What Debt Does Bankruptcy Fail to Remove?

There are some debts that cannot be removed or may prove very hard to discharge. Debts that are generally not covered include:

  • Alimony payments
  • Back child support
  • Income tax debt
  • Student loans (unless you can show that paying back the loan causes "significant hardship", something that is very hard to do)
  • Personal injury settlements
  • Criminal and civil fines or penalties

How Does Bankruptcy Affect Your Credit?

On most credit applications, there is a check box that asks if you have ever filed for bankruptcy. People assume that, if they have, they will be denied credit in the future; however, this is not the case. The type of credit can differ, at least in the short term, after a bankruptcy.

There are two types of credit cards, secured and un-secured. Most people have un-secured credit cards, which means that there is no property or money being used as collateral for the card. With a secured credit card, a financial deposit is required with the bank issuing the credit card. This financial deposit is collateral against any debt incurred on the card.

If you filed for bankruptcy, you can apply for a secured credit card within months of coming out of bankruptcy. In fact, it is recommended that anyone who is exiting bankruptcy get a secured credit card and make regular payments to start rebuilding credit ratings. Over time, you can rebuild your credit score and eventually apply for and receive an un-secured credit card again (if you wish to have one).

The bottom line is that bankruptcy is still a painful process, but there are benefits from going through the process if you have credit that can be removed by a bankruptcy filing.
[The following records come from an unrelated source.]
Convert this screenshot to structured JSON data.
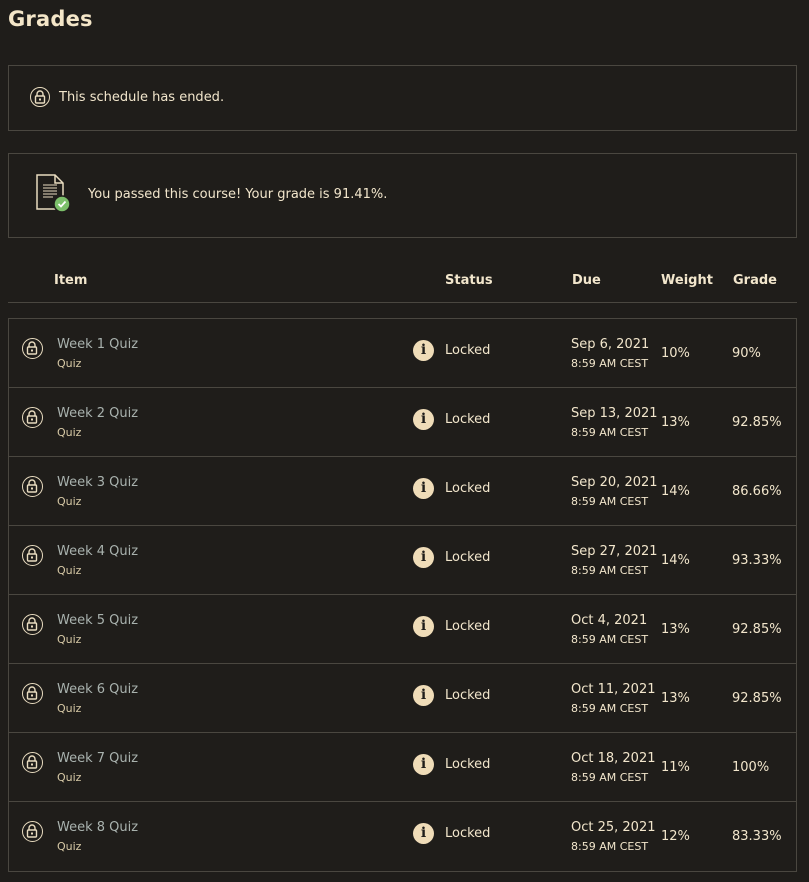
{
  "page": {
    "title": "Grades"
  },
  "notices": {
    "ended": {
      "text": "This schedule has ended.",
      "icon": "lock-icon"
    },
    "passed": {
      "text": "You passed this course! Your grade is 91.41%.",
      "icon": "document-check-icon"
    }
  },
  "table": {
    "headers": {
      "item": "Item",
      "status": "Status",
      "due": "Due",
      "weight": "Weight",
      "grade": "Grade"
    },
    "rows": [
      {
        "title": "Week 1 Quiz",
        "type": "Quiz",
        "status": "Locked",
        "due_date": "Sep 6, 2021",
        "due_time": "8:59 AM CEST",
        "weight": "10%",
        "grade": "90%"
      },
      {
        "title": "Week 2 Quiz",
        "type": "Quiz",
        "status": "Locked",
        "due_date": "Sep 13, 2021",
        "due_time": "8:59 AM CEST",
        "weight": "13%",
        "grade": "92.85%"
      },
      {
        "title": "Week 3 Quiz",
        "type": "Quiz",
        "status": "Locked",
        "due_date": "Sep 20, 2021",
        "due_time": "8:59 AM CEST",
        "weight": "14%",
        "grade": "86.66%"
      },
      {
        "title": "Week 4 Quiz",
        "type": "Quiz",
        "status": "Locked",
        "due_date": "Sep 27, 2021",
        "due_time": "8:59 AM CEST",
        "weight": "14%",
        "grade": "93.33%"
      },
      {
        "title": "Week 5 Quiz",
        "type": "Quiz",
        "status": "Locked",
        "due_date": "Oct 4, 2021",
        "due_time": "8:59 AM CEST",
        "weight": "13%",
        "grade": "92.85%"
      },
      {
        "title": "Week 6 Quiz",
        "type": "Quiz",
        "status": "Locked",
        "due_date": "Oct 11, 2021",
        "due_time": "8:59 AM CEST",
        "weight": "13%",
        "grade": "92.85%"
      },
      {
        "title": "Week 7 Quiz",
        "type": "Quiz",
        "status": "Locked",
        "due_date": "Oct 18, 2021",
        "due_time": "8:59 AM CEST",
        "weight": "11%",
        "grade": "100%"
      },
      {
        "title": "Week 8 Quiz",
        "type": "Quiz",
        "status": "Locked",
        "due_date": "Oct 25, 2021",
        "due_time": "8:59 AM CEST",
        "weight": "12%",
        "grade": "83.33%"
      }
    ]
  },
  "icons": {
    "row_lock": "lock-icon",
    "status_info": "info-icon"
  },
  "colors": {
    "background": "#1f1d1a",
    "border": "#4a4740",
    "text": "#f2e6cc",
    "item_link": "#a9b2ae",
    "info_badge": "#efdcb8",
    "success": "#7cbf6a"
  }
}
Tax attorneys who specialize in bankruptcy can further clarify the process and help you to make the right choices as you file for bankruptcy, work through your re-payment plans, and come out of bankruptcy.

Contact professionals like Wiesner & Frackowiak, LC to learn more.